Data listing:
==========

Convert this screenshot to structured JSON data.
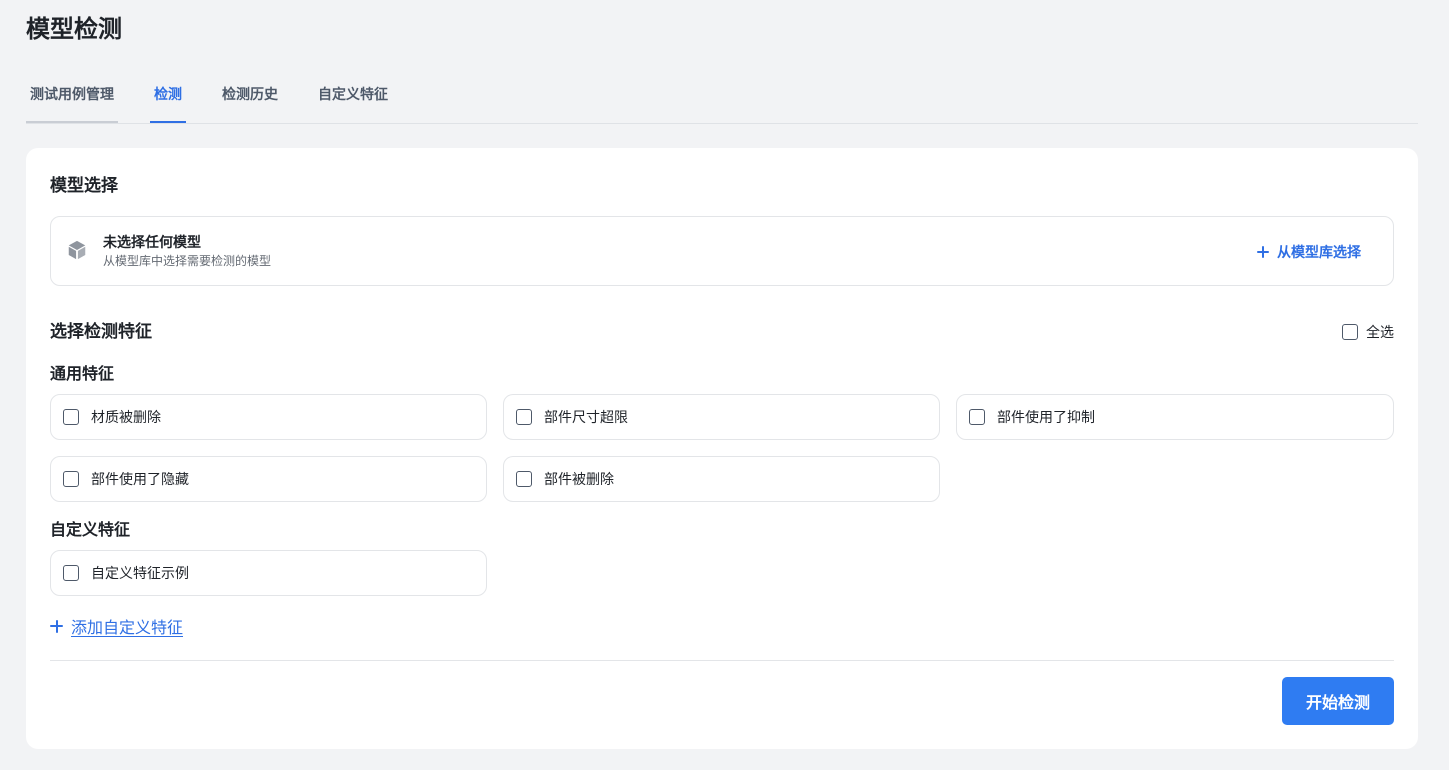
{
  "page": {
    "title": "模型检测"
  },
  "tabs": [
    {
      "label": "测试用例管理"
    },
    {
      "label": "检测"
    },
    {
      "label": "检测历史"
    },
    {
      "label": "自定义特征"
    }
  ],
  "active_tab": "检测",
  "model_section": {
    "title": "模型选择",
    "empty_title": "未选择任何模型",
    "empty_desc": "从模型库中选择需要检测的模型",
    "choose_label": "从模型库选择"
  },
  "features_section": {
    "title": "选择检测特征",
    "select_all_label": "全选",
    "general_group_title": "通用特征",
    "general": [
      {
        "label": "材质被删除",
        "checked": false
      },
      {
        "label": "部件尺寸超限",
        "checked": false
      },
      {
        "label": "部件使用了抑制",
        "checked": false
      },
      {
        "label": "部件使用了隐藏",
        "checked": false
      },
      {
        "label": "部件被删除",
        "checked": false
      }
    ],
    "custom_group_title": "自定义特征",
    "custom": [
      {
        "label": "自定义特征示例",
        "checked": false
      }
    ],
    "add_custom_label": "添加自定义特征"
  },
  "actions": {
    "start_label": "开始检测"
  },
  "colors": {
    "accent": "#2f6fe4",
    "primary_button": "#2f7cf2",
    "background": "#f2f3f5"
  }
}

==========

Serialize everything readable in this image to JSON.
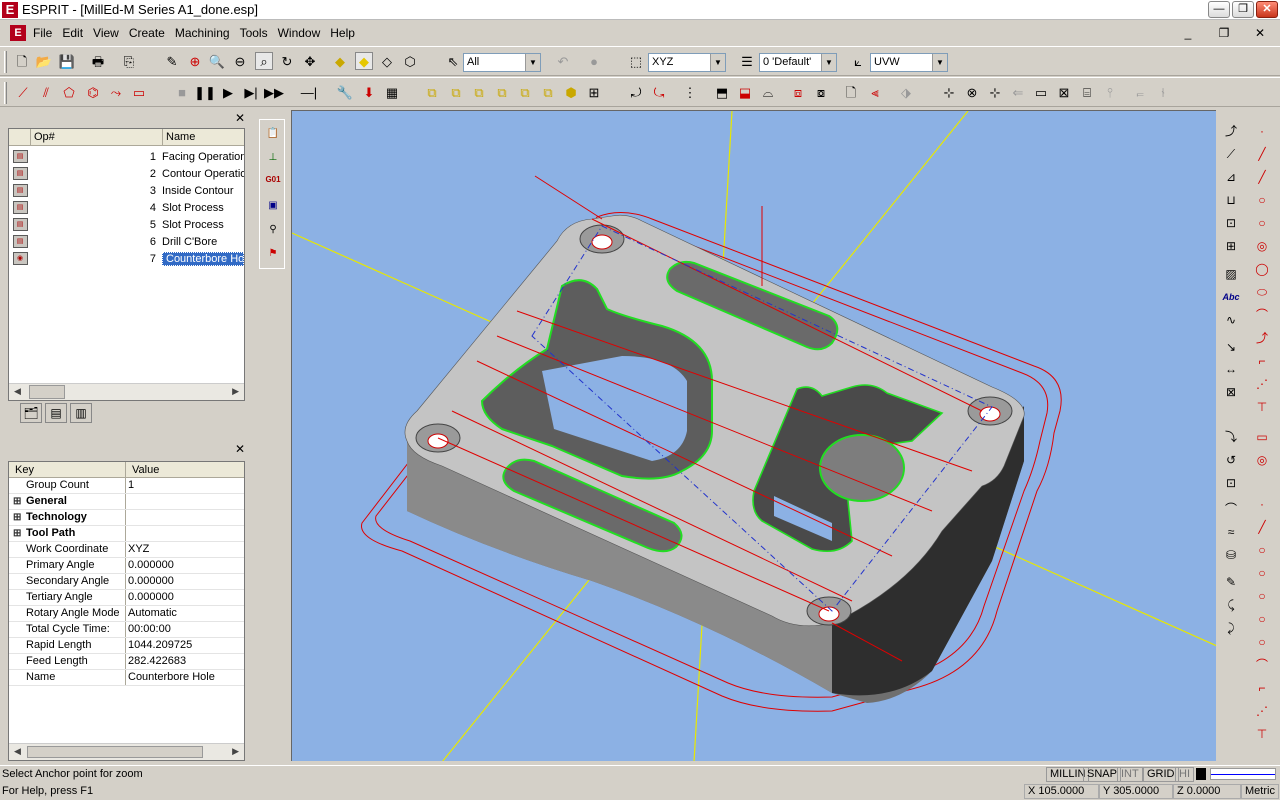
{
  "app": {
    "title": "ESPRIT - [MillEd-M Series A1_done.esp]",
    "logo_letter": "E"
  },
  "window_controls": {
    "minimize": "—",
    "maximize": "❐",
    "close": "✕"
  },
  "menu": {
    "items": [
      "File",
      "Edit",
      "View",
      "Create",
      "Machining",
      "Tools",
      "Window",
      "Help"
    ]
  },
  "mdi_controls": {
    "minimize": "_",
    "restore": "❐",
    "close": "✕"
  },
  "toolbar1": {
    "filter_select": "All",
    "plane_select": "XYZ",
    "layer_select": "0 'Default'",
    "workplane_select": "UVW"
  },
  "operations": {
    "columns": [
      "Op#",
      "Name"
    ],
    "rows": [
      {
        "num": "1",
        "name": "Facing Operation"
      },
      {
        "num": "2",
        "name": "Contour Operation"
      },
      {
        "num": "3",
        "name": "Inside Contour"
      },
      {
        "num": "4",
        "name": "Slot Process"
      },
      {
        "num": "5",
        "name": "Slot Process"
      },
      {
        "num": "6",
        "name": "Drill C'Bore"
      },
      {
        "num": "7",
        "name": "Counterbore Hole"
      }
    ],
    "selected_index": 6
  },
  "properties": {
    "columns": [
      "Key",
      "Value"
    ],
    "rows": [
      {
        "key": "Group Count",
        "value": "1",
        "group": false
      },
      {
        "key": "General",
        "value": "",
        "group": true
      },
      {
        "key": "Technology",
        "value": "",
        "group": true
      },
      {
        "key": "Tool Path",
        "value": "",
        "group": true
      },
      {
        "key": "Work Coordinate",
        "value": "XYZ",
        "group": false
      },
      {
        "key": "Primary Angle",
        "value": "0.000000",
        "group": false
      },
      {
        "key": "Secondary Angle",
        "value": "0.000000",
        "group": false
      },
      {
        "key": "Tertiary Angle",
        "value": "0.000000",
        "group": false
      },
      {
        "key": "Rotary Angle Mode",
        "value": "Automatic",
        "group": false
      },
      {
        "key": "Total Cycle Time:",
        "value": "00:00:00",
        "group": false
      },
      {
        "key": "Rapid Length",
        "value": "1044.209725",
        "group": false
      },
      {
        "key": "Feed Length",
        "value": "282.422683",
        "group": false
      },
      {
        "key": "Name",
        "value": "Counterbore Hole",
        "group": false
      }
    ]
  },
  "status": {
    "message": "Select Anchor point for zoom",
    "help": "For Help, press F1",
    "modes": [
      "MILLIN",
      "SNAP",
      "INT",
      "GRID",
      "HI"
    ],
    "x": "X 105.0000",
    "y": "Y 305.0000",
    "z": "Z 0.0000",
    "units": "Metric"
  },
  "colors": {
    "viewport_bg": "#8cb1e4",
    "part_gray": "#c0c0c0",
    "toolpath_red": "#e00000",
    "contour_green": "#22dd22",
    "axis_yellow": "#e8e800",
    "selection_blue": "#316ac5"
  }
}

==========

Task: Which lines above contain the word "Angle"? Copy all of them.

Exercise result:
        "key": "Primary Angle",
        "key": "Secondary Angle",
        "key": "Tertiary Angle",
        "key": "Rotary Angle Mode",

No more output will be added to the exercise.